The way that we have the truck set up is that customers can come by and pick out whatever flowers they want. They have a part in the bouquet-building process. From the beginning, that put less pressure on me. I just really needed to know how to talk to people and help them figure out what they wanted. So I’ve been able to practice on the truck, learning from other people, seeing what our customers like. Whatever we have on the truck, that’s what our customers like. You just start gradually learning what colors and textures of flowers look good together.
Guided: Why flowers? What do they bring to your life? What do you want them to bring to other peoples’ lives?
For me, flowers are a part of a group of things that make me happy. I just like little things in life, you know? When I was growing up, I didn’t have a ton of money, and I didn’t have a ton of money after I had my two girls. Little things that I could buy for myself and indulge in, like coffee or chocolate or flowers—they’re just beautiful things that are relatively inexpensive, and you get to keep them for a while. They’re a really great way to dress up your space.
In St. Louis, I don’t think there’s a huge flower culture. For my generation especially, we didn’t grow up having flowers in our houses all the time and didn’t grow up sending flowers to a friend when they’re going through a hard time or to congratulate them. But a lot of people do. Across the world, there are a lot of places where flowers are a love language. For St. Louis, we’re trying to reintroduce the idea that flowers can make you feel good, whether it’s for yourself or by giving them to someone else. We’re trying to make that happen in a fun, less intimidating way than going to a traditional florist.
Guided: What do you want to bring to St. Louis through Rudy’s?
When the idea for Rudy’s first came up, I was still working at the International Institute, so I was still in the nonprofit mindset. I thought that this would be a great thing to allow me to have my own job, set my own work hours, and decide how much money I wanted to make. It would give me more flexibility and control over my life. But another part of that was realizing that this is something that St. Louis doesn’t have. … I thought that if we could bring a flower truck to St. Louis, it would be a unique, positive experience for the city, something that would hopefully attract people to come into to see St. Louis for the beautiful city that it is. I want to motivate people to experience St. Louis by having our flower truck here.

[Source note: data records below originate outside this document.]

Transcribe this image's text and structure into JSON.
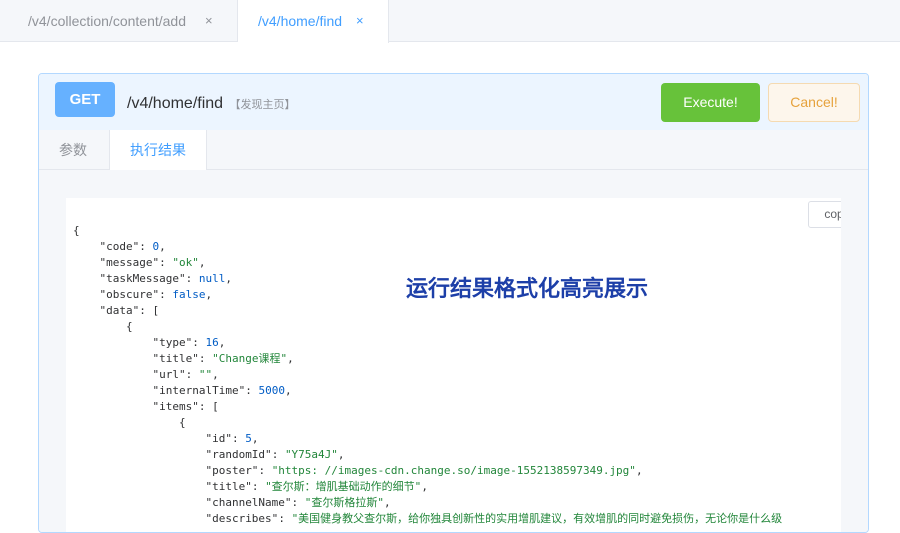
{
  "tabs": [
    {
      "label": "/v4/collection/content/add",
      "close": "×"
    },
    {
      "label": "/v4/home/find",
      "close": "×"
    }
  ],
  "request": {
    "method": "GET",
    "path": "/v4/home/find",
    "note": "【发现主页】",
    "execute_label": "Execute!",
    "cancel_label": "Cancel!"
  },
  "subtabs": [
    {
      "label": "参数"
    },
    {
      "label": "执行结果"
    }
  ],
  "result": {
    "copy_label": "copy",
    "overlay_text": "运行结果格式化高亮展示",
    "lines": [
      {
        "indent": 0,
        "parts": [
          {
            "t": "{",
            "c": "p"
          }
        ]
      },
      {
        "indent": 1,
        "parts": [
          {
            "t": "\"code\"",
            "c": "k"
          },
          {
            "t": ": ",
            "c": "p"
          },
          {
            "t": "0",
            "c": "n"
          },
          {
            "t": ",",
            "c": "p"
          }
        ]
      },
      {
        "indent": 1,
        "parts": [
          {
            "t": "\"message\"",
            "c": "k"
          },
          {
            "t": ": ",
            "c": "p"
          },
          {
            "t": "\"ok\"",
            "c": "s"
          },
          {
            "t": ",",
            "c": "p"
          }
        ]
      },
      {
        "indent": 1,
        "parts": [
          {
            "t": "\"taskMessage\"",
            "c": "k"
          },
          {
            "t": ": ",
            "c": "p"
          },
          {
            "t": "null",
            "c": "n"
          },
          {
            "t": ",",
            "c": "p"
          }
        ]
      },
      {
        "indent": 1,
        "parts": [
          {
            "t": "\"obscure\"",
            "c": "k"
          },
          {
            "t": ": ",
            "c": "p"
          },
          {
            "t": "false",
            "c": "n"
          },
          {
            "t": ",",
            "c": "p"
          }
        ]
      },
      {
        "indent": 1,
        "parts": [
          {
            "t": "\"data\"",
            "c": "k"
          },
          {
            "t": ": [",
            "c": "p"
          }
        ]
      },
      {
        "indent": 2,
        "parts": [
          {
            "t": "{",
            "c": "p"
          }
        ]
      },
      {
        "indent": 3,
        "parts": [
          {
            "t": "\"type\"",
            "c": "k"
          },
          {
            "t": ": ",
            "c": "p"
          },
          {
            "t": "16",
            "c": "n"
          },
          {
            "t": ",",
            "c": "p"
          }
        ]
      },
      {
        "indent": 3,
        "parts": [
          {
            "t": "\"title\"",
            "c": "k"
          },
          {
            "t": ": ",
            "c": "p"
          },
          {
            "t": "\"Change课程\"",
            "c": "s"
          },
          {
            "t": ",",
            "c": "p"
          }
        ]
      },
      {
        "indent": 3,
        "parts": [
          {
            "t": "\"url\"",
            "c": "k"
          },
          {
            "t": ": ",
            "c": "p"
          },
          {
            "t": "\"\"",
            "c": "s"
          },
          {
            "t": ",",
            "c": "p"
          }
        ]
      },
      {
        "indent": 3,
        "parts": [
          {
            "t": "\"internalTime\"",
            "c": "k"
          },
          {
            "t": ": ",
            "c": "p"
          },
          {
            "t": "5000",
            "c": "n"
          },
          {
            "t": ",",
            "c": "p"
          }
        ]
      },
      {
        "indent": 3,
        "parts": [
          {
            "t": "\"items\"",
            "c": "k"
          },
          {
            "t": ": [",
            "c": "p"
          }
        ]
      },
      {
        "indent": 4,
        "parts": [
          {
            "t": "{",
            "c": "p"
          }
        ]
      },
      {
        "indent": 5,
        "parts": [
          {
            "t": "\"id\"",
            "c": "k"
          },
          {
            "t": ": ",
            "c": "p"
          },
          {
            "t": "5",
            "c": "n"
          },
          {
            "t": ",",
            "c": "p"
          }
        ]
      },
      {
        "indent": 5,
        "parts": [
          {
            "t": "\"randomId\"",
            "c": "k"
          },
          {
            "t": ": ",
            "c": "p"
          },
          {
            "t": "\"Y75a4J\"",
            "c": "s"
          },
          {
            "t": ",",
            "c": "p"
          }
        ]
      },
      {
        "indent": 5,
        "parts": [
          {
            "t": "\"poster\"",
            "c": "k"
          },
          {
            "t": ": ",
            "c": "p"
          },
          {
            "t": "\"https: //images-cdn.change.so/image-1552138597349.jpg\"",
            "c": "s"
          },
          {
            "t": ",",
            "c": "p"
          }
        ]
      },
      {
        "indent": 5,
        "parts": [
          {
            "t": "\"title\"",
            "c": "k"
          },
          {
            "t": ": ",
            "c": "p"
          },
          {
            "t": "\"查尔斯：增肌基础动作的细节\"",
            "c": "s"
          },
          {
            "t": ",",
            "c": "p"
          }
        ]
      },
      {
        "indent": 5,
        "parts": [
          {
            "t": "\"channelName\"",
            "c": "k"
          },
          {
            "t": ": ",
            "c": "p"
          },
          {
            "t": "\"查尔斯格拉斯\"",
            "c": "s"
          },
          {
            "t": ",",
            "c": "p"
          }
        ]
      },
      {
        "indent": 5,
        "parts": [
          {
            "t": "\"describes\"",
            "c": "k"
          },
          {
            "t": ": ",
            "c": "p"
          },
          {
            "t": "\"美国健身教父查尔斯，给你独具创新性的实用增肌建议，有效增肌的同时避免损伤，无论你是什么级",
            "c": "s"
          }
        ]
      }
    ]
  }
}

Guided: What flowers do you recommend during these off-season wintertime months?
Right now, I’m really more into dried flowers, so we do sell dried flower bundles. We lose flowers in the summer because it’s hot, so we will dry those out and sell them during the fall and winter months. You can keep dried flowers forever, so they’re a good investment. I’m also really drawn to whites and blues right now. Anemones are a flower we have available in our bouquets for delivery right now. They’re a white flower with a black center that’s very pronounced. In the winter time, I think you want dried flowers or neutral, very low maintenance flowers.
This interview has been edited for clarity and length.
Images courtesy of Rudy’s Flower Truck.